SQL*Plus Tip: @ vs. @@

I built huge amounts of PL/SQL code with SQL*Plus, using the '@' command to import source files, without ever running across the '@@' command. But one day I found a limitation in '@', and in one fell swoop changed all my SQL and PL/SQL scripts to use '@@' and have never looked back.

You need '@@' if you ever want to compile source code by running SQL*Plus from a different directory. For example, I had source files that would call each other like so:


and it all worked fine, as long as I went into the directory where all the files were and ran SQL*Plus from there.

But to automate my build process, I started running various scripts from a different directory, such as:

sqlplus $credentials source/file1.sql

For file1.sql to be able to import file2.sql and so on, I needed to use '@@'. With '@@', all the import commands are processed relative to the directory where the original file sits, not the directory where you run SQL*Plus.

SQL*Plus Tip: Splitting Up Package Code

With PL/SQL packages, I run into the perennial problem. Logically, a package works best as a single huge thing, grouping perhaps hundreds of related procedures together. But logistically, source code sometimes works better as small individual files.

First up, always put the package spec and package body in separate files. That way, you can recompile the body without invalidating other procedures that call into the package.

You can take advantage of SQL*Plus's lack of a true parser by splitting big PL/SQL package files (typically the bodies) into smaller ones. The '@' and '@@' commands work inside a package, where you might not expect them to. For example:

create or replace package foo

Tuesday, January 16, 2007

Tahiti Views, My Oracle Blog

I figured I should keep my work-related blog posts separate from my personal ones, so here's my new Oracle-related blog, "Tahiti Views". Project Tahiti is the code name for my work at Oracle, hardly a secret anymore since debuted in 2000.

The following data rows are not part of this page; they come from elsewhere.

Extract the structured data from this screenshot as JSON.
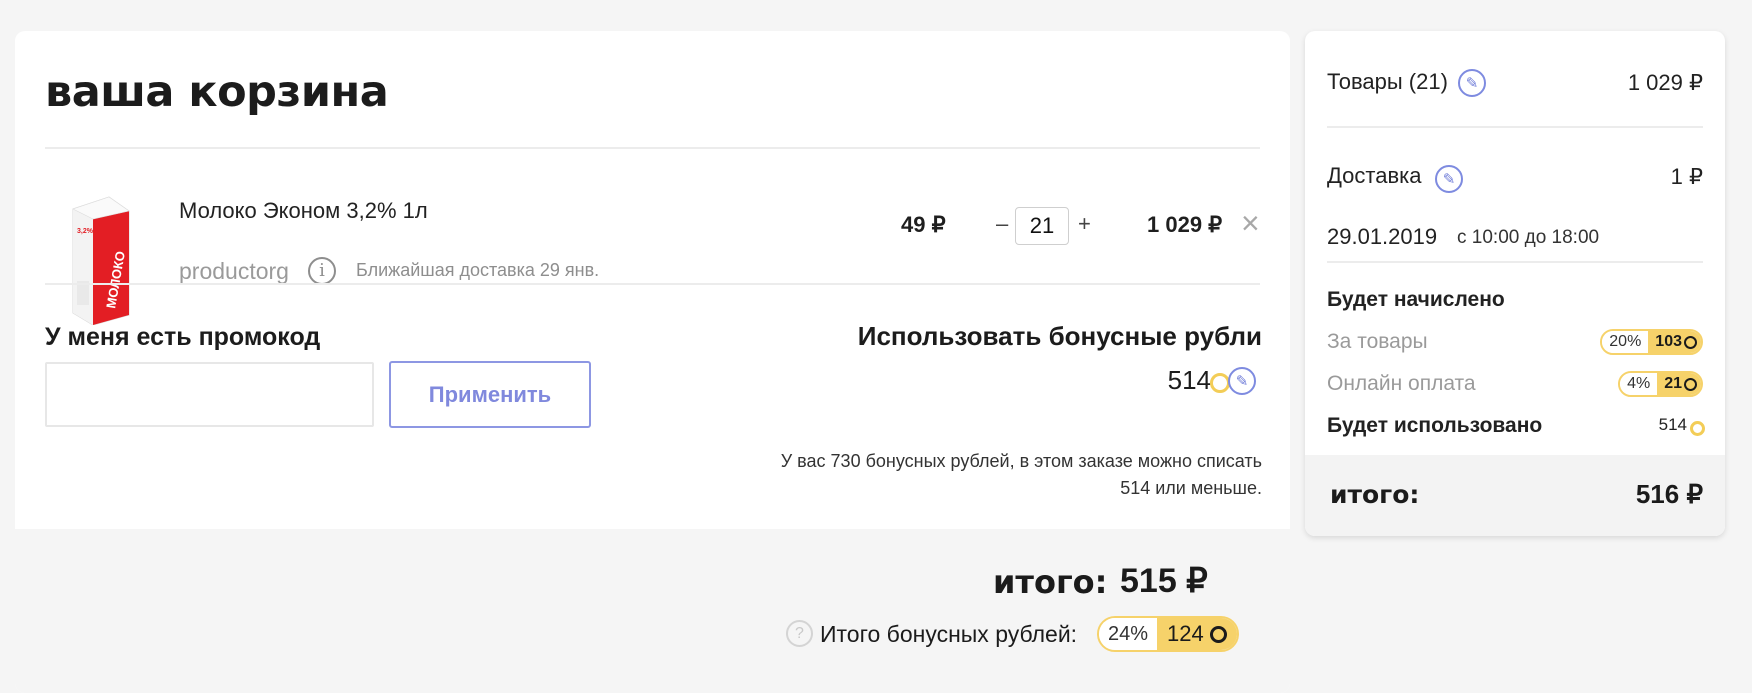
{
  "cart": {
    "title": "ваша корзина",
    "item": {
      "name": "Молоко Эконом 3,2% 1л",
      "seller": "productorg",
      "delivery": "Ближайшая доставка 29 янв.",
      "price": "49 ₽",
      "quantity": "21",
      "total": "1 029 ₽",
      "minus": "–",
      "plus": "+",
      "remove": "×",
      "package_text": "МОЛОКО",
      "package_fat": "3,2%"
    },
    "promo": {
      "label": "У меня есть промокод",
      "placeholder": "",
      "apply_label": "Применить"
    },
    "bonus": {
      "title": "Использовать бонусные рубли",
      "amount": "514",
      "note": "У вас 730 бонусных рублей, в этом заказе можно списать 514 или меньше."
    },
    "totals": {
      "label": "итого:",
      "value": "515 ₽",
      "bonus_label": "Итого бонусных рублей:",
      "bonus_percent": "24%",
      "bonus_value": "124",
      "help": "?"
    }
  },
  "summary": {
    "goods_label": "Товары (21)",
    "goods_value": "1 029 ₽",
    "delivery_label": "Доставка",
    "delivery_value": "1 ₽",
    "date": "29.01.2019",
    "time": "с 10:00 до 18:00",
    "accrue_title": "Будет начислено",
    "for_goods_label": "За товары",
    "for_goods_percent": "20%",
    "for_goods_value": "103",
    "online_label": "Онлайн оплата",
    "online_percent": "4%",
    "online_value": "21",
    "used_label": "Будет использовано",
    "used_value": "514",
    "total_label": "итого:",
    "total_value": "516 ₽"
  },
  "colors": {
    "accent": "#8d97e3",
    "bonus_yellow": "#f6d26a",
    "product_red": "#e31e24"
  },
  "icons": [
    "info-icon",
    "edit-icon",
    "coin-icon",
    "close-icon",
    "question-icon"
  ]
}
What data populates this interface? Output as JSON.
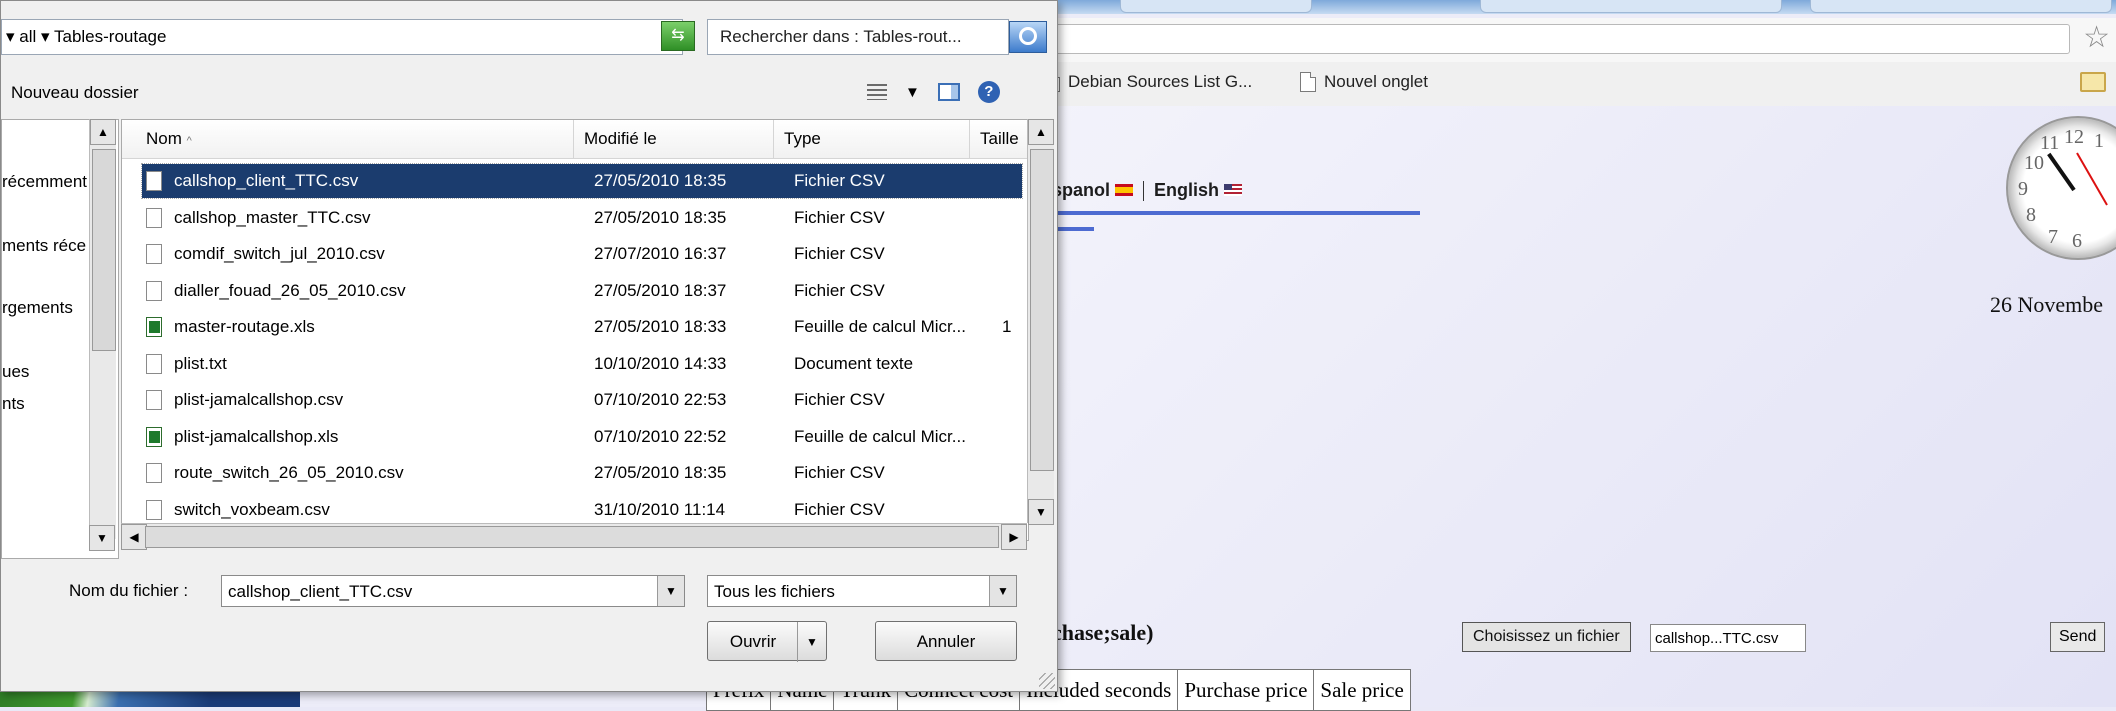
{
  "browser": {
    "bookmarks": [
      {
        "label": "Debian Sources List G..."
      },
      {
        "label": "Nouvel onglet"
      }
    ],
    "languages": {
      "es": "spanol",
      "en": "English"
    },
    "clock": {
      "numerals": [
        "12",
        "11",
        "10",
        "9",
        "8",
        "7",
        "6",
        "1"
      ]
    },
    "date": "26 Novembe",
    "section_title": "chase;sale)",
    "choose_file_button": "Choisissez un fichier",
    "chosen_file": "callshop...TTC.csv",
    "send_button": "Send",
    "table_headers": [
      "Prefix",
      "Name",
      "Trunk",
      "Connect cost",
      "Included seconds",
      "Purchase price",
      "Sale price"
    ]
  },
  "dialog": {
    "breadcrumb": [
      "all",
      "Tables-routage"
    ],
    "search_placeholder": "Rechercher dans : Tables-rout...",
    "new_folder": "Nouveau dossier",
    "nav_items": [
      "récemment",
      "ments réce",
      "rgements",
      "ues",
      "nts"
    ],
    "columns": {
      "name": "Nom",
      "modified": "Modifié le",
      "type": "Type",
      "size": "Taille"
    },
    "files": [
      {
        "name": "callshop_client_TTC.csv",
        "modified": "27/05/2010 18:35",
        "type": "Fichier CSV",
        "size": "",
        "icon": "csv",
        "selected": true
      },
      {
        "name": "callshop_master_TTC.csv",
        "modified": "27/05/2010 18:35",
        "type": "Fichier CSV",
        "size": "",
        "icon": "csv"
      },
      {
        "name": "comdif_switch_jul_2010.csv",
        "modified": "27/07/2010 16:37",
        "type": "Fichier CSV",
        "size": "",
        "icon": "csv"
      },
      {
        "name": "dialler_fouad_26_05_2010.csv",
        "modified": "27/05/2010 18:37",
        "type": "Fichier CSV",
        "size": "",
        "icon": "csv"
      },
      {
        "name": "master-routage.xls",
        "modified": "27/05/2010 18:33",
        "type": "Feuille de calcul Micr...",
        "size": "1",
        "icon": "xls"
      },
      {
        "name": "plist.txt",
        "modified": "10/10/2010 14:33",
        "type": "Document texte",
        "size": "",
        "icon": "txt"
      },
      {
        "name": "plist-jamalcallshop.csv",
        "modified": "07/10/2010 22:53",
        "type": "Fichier CSV",
        "size": "",
        "icon": "csv"
      },
      {
        "name": "plist-jamalcallshop.xls",
        "modified": "07/10/2010 22:52",
        "type": "Feuille de calcul Micr...",
        "size": "",
        "icon": "xls"
      },
      {
        "name": "route_switch_26_05_2010.csv",
        "modified": "27/05/2010 18:35",
        "type": "Fichier CSV",
        "size": "",
        "icon": "csv"
      },
      {
        "name": "switch_voxbeam.csv",
        "modified": "31/10/2010 11:14",
        "type": "Fichier CSV",
        "size": "",
        "icon": "csv"
      }
    ],
    "filename_label": "Nom du fichier :",
    "filename_value": "callshop_client_TTC.csv",
    "filetype_value": "Tous les fichiers",
    "open_button": "Ouvrir",
    "cancel_button": "Annuler"
  }
}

Here I'll blog about all things Oracle, documentation, usability, web application development, and combinations thereof.

As you might suspect, all material here is my own personal opinion, not anything official from Oracle.